WHAT YOU WILL DO: The answer must consist of the records, repeated exactly.

INPUT DATA:
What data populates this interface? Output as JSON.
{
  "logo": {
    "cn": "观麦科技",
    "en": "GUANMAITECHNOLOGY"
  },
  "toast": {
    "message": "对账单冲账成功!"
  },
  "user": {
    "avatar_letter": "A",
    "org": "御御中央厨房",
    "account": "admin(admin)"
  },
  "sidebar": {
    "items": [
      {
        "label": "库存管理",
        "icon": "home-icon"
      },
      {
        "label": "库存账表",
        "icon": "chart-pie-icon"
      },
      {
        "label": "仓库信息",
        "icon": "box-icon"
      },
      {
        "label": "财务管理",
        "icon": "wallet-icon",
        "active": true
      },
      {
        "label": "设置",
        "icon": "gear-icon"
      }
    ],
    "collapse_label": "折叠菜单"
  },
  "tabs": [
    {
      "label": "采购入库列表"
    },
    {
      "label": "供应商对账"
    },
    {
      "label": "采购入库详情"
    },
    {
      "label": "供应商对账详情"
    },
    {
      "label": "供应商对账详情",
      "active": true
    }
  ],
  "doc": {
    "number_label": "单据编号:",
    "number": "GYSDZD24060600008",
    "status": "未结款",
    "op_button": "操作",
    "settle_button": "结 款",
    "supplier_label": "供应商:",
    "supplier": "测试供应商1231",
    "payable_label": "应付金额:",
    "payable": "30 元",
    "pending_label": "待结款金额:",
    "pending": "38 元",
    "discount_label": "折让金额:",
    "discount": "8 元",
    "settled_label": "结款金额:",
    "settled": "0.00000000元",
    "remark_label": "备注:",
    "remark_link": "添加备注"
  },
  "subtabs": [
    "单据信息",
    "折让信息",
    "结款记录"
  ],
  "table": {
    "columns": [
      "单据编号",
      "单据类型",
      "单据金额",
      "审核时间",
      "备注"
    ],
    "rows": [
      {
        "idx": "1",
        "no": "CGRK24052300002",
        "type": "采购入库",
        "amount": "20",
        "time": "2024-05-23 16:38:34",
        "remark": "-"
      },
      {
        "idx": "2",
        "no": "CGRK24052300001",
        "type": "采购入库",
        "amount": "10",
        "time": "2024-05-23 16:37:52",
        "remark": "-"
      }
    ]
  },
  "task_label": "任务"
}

TASK RESPONSE:
What data populates this interface? Output as JSON.
{
  "logo": {
    "cn": "观麦科技",
    "en": "GUANMAITECHNOLOGY"
  },
  "toast": {
    "message": "对账单冲账成功!"
  },
  "user": {
    "avatar_letter": "A",
    "org": "御御中央厨房",
    "account": "admin(admin)"
  },
  "sidebar": {
    "items": [
      {
        "label": "库存管理",
        "icon": "home-icon"
      },
      {
        "label": "库存账表",
        "icon": "chart-pie-icon"
      },
      {
        "label": "仓库信息",
        "icon": "box-icon"
      },
      {
        "label": "财务管理",
        "icon": "wallet-icon",
        "active": true
      },
      {
        "label": "设置",
        "icon": "gear-icon"
      }
    ],
    "collapse_label": "折叠菜单"
  },
  "tabs": [
    {
      "label": "采购入库列表"
    },
    {
      "label": "供应商对账"
    },
    {
      "label": "采购入库详情"
    },
    {
      "label": "供应商对账详情"
    },
    {
      "label": "供应商对账详情",
      "active": true
    }
  ],
  "doc": {
    "number_label": "单据编号:",
    "number": "GYSDZD24060600008",
    "status": "未结款",
    "op_button": "操作",
    "settle_button": "结 款",
    "supplier_label": "供应商:",
    "supplier": "测试供应商1231",
    "payable_label": "应付金额:",
    "payable": "30 元",
    "pending_label": "待结款金额:",
    "pending": "38 元",
    "discount_label": "折让金额:",
    "discount": "8 元",
    "settled_label": "结款金额:",
    "settled": "0.00000000元",
    "remark_label": "备注:",
    "remark_link": "添加备注"
  },
  "subtabs": [
    "单据信息",
    "折让信息",
    "结款记录"
  ],
  "table": {
    "columns": [
      "单据编号",
      "单据类型",
      "单据金额",
      "审核时间",
      "备注"
    ],
    "rows": [
      {
        "idx": "1",
        "no": "CGRK24052300002",
        "type": "采购入库",
        "amount": "20",
        "time": "2024-05-23 16:38:34",
        "remark": "-"
      },
      {
        "idx": "2",
        "no": "CGRK24052300001",
        "type": "采购入库",
        "amount": "10",
        "time": "2024-05-23 16:37:52",
        "remark": "-"
      }
    ]
  },
  "task_label": "任务"
}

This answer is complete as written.